Ray Geist has an ax to grind.
As a lumberjack, it’s part of his job.
Geist is part of the talent and intrigue behind the Great Alaskan Lumberjack Show in Ketchikan, and he is quick to point out that he is an athlete who competes in 585 shows the group stages every year in addition to dozens of other shows around the country in places like Hayward, Wisconsin; Shawnee, Pennsylvania; and SeaWorld in San Antonio, Texas.
A master of such events as ax-throwing, the double-buck, which is a two-man sawing competition in which loggers race to cut through thick timbers, and the single-buck, in which a competitor solos as he cuts through a log for time, Geist lives for the thrill of competition and the always-present danger in lumber jacking.
“The adrenaline rush comes from the fact that almost anytime you compete something could take a limb or break a part of your body,” he said. “It’s a little intense but it adds to the excitement of the sport.”
Not to mention the fact that the audience appreciates the lumberjacks’ efforts.
“It’s not every job where people stand up and cheer for you and ask for autographs,” said Geist, who is originally from Trappe, Maryland. “Coming from a small town on the eastern shore of Maryland, when people ask for your autograph it’s kind of surreal.”

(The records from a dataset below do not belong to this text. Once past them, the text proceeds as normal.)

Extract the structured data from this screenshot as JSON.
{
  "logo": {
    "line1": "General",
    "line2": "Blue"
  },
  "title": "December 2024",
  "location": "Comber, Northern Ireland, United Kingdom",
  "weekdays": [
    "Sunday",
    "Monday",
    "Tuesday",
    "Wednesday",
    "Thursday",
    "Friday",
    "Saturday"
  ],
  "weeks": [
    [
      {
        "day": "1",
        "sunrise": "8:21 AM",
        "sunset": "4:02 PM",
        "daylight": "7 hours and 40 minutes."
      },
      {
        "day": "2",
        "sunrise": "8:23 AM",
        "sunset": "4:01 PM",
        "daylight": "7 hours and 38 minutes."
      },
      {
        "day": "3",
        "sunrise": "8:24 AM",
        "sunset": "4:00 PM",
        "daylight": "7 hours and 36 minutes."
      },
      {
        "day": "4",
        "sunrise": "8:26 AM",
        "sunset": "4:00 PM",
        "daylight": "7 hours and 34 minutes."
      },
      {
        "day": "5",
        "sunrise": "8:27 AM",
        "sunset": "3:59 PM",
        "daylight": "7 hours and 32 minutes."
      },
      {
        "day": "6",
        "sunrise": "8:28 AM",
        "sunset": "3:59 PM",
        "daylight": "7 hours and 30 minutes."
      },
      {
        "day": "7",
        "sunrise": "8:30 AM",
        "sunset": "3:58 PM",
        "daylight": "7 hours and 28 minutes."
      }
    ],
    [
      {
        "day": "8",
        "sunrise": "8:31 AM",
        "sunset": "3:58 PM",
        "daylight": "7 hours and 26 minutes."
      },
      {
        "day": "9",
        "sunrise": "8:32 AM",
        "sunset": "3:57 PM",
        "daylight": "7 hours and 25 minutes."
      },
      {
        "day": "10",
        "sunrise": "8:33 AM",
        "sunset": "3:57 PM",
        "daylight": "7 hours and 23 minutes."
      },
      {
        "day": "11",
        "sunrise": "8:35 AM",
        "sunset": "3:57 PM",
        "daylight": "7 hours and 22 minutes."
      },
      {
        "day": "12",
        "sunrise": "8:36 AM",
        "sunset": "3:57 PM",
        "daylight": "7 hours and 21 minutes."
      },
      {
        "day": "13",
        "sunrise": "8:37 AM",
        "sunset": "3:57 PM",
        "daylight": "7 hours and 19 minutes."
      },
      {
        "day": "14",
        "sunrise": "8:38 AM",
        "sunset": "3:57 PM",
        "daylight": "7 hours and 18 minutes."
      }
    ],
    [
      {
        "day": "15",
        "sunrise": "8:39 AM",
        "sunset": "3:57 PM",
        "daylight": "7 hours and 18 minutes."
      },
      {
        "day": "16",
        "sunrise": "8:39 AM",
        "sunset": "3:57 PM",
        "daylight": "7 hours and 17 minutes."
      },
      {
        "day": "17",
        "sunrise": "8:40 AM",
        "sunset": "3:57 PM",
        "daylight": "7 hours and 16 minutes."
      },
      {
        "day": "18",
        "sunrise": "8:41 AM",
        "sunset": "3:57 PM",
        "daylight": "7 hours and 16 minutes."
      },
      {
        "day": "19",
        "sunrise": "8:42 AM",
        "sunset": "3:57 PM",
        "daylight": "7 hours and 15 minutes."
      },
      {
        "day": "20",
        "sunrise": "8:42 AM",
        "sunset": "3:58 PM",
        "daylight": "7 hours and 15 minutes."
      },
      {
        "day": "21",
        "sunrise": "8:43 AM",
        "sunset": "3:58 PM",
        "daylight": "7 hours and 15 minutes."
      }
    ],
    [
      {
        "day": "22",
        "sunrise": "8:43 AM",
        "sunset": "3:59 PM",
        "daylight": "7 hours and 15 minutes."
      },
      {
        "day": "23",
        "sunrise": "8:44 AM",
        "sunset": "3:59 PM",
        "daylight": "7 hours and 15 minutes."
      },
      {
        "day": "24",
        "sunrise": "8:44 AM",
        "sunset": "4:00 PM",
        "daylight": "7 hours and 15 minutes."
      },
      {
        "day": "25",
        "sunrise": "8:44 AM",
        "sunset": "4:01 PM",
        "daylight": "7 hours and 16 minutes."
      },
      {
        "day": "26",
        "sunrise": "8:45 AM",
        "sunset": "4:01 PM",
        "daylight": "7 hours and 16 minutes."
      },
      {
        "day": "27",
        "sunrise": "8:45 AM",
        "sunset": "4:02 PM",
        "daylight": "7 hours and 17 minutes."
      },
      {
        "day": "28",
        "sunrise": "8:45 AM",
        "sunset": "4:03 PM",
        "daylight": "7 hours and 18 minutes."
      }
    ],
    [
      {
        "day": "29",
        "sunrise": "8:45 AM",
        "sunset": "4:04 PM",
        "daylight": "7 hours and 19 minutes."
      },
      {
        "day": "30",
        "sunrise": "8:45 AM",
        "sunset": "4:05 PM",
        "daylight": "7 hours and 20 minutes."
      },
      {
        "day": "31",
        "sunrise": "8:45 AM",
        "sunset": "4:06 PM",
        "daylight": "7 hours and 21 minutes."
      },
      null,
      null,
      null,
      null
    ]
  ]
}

Geist has always enjoyed being outdoors, and lumber jacking suits him well. He got his start while attending Unity College in Unity, Maine, a small liberal arts school that specializes in courses focusing on the environment. Lumber-jacking was a club sport at Unity, and, curious, he joined the club. He soon began competing in places like New Brunswick and Nova Scotia in Canada.
Later, after spending his senior year at the University of New Hampshire, he met Zach Brown, who worked for the Great Alaskan Lumberjack Show and was looking for recruits. Geist graduated in 2011 and came to Ketchikan to join the show. He has competed for the past seven years seasonally.
Once he discovered he was good with an ax, his vocation as a lumberjack was set.
“I found I was pretty decent at the ax throwing,” he said. “Then they got me into chopping and sawing and all that. It’s an adrenaline rush because it’s something that not a lot of people can do. It’s a very physical sport, but you don’t have to be a muscle guy.”
“The sport is very much muscle memory,” added Geist, who practices ax throwing by embedding a bottle cap in an old growth tree stump and aiming at it with his ax. “You stand in front of the target about 18 to 20 feet away and keep throwing at it. When you’re hitting the bottle caps you know the practice has been worth it.”
In the off-season Geist maintains an intense training schedule.
“I have a training area where I chop,” he said. “I’m constantly practicing. Ax throwing is fun. It’s not as hard on the body as chopping or climbing. It’s a good gateway to timbersports.”
At 28, Geist is in the prime of his lumber jacking career. But he knows there will be a time when he has to call it quits.
“Timbersports is definitely something I want to continue to be involved with even when I’m through with competition,” he said. “It’s something I’d like to continue to do as a sport for as long as the body will allow. But through 585 shows, you get your aches and pains, cuts and bruises, and at some point the body says, “enough.’”
Meanwhile, as someone who tosses axes at timber, Geist can tell you a few things about Alaska’s trees.
For example, he likes to talk about the late eccentric billionaire Howard Hughes’ aviation exploits with a wooden plane known as the “Spruce Goose,” a 320-ft. transport Hughes had manufactured during World War II. Alaskan wood was used to build the plane.
“The Sitka Spruce is well-known because Howard Hughes used it to make the ‘Spruce Goose,’” he said. “The wood actually came from Ketchikan. They started out using fir, but that’s very dense and heavy and it wouldn’t fly. Then he found out that spruce is very strong and flexible and a lot lighter.”
He added that spruce was also used on the decks of ships during World War II, but it is not a wood used for lumberjack competitions because it is a hardwood. Instead, softer woods such as cottonwood, aspen or tulip poplar are used for chopping and sawing and because hardwoods would ruin the metal edge of the ax.
Geist said that growing up in a small town in Maryland, he never thought he’d wind up in Alaska as a lumberjack.
“I grew up in Maryland and went to school for fisheries and aquaculture,” said Geist, who thought he’d wind up in oyster farming. “I wound up chopping wood in Alaska.”